[SUPPLIED MATERIAL]:
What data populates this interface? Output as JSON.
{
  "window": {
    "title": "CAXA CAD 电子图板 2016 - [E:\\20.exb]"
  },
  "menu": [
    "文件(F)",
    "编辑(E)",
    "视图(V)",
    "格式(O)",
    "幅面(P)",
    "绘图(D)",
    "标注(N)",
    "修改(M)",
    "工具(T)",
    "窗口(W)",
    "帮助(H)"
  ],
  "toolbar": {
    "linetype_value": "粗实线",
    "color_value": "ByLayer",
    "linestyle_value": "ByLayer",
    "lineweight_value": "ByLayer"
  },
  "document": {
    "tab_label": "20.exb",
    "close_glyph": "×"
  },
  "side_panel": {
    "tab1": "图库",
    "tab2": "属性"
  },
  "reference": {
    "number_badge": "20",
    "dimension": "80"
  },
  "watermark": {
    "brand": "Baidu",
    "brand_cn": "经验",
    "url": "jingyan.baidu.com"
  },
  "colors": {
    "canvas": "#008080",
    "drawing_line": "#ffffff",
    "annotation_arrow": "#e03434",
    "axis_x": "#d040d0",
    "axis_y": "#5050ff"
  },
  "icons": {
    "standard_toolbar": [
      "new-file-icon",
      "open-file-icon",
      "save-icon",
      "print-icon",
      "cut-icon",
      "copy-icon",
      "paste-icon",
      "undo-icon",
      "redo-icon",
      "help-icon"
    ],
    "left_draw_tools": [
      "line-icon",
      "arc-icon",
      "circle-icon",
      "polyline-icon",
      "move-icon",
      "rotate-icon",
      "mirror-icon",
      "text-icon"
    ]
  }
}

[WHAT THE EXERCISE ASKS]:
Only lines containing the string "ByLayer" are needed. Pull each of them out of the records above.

[REPLY]:
    "color_value": "ByLayer",
    "linestyle_value": "ByLayer",
    "lineweight_value": "ByLayer"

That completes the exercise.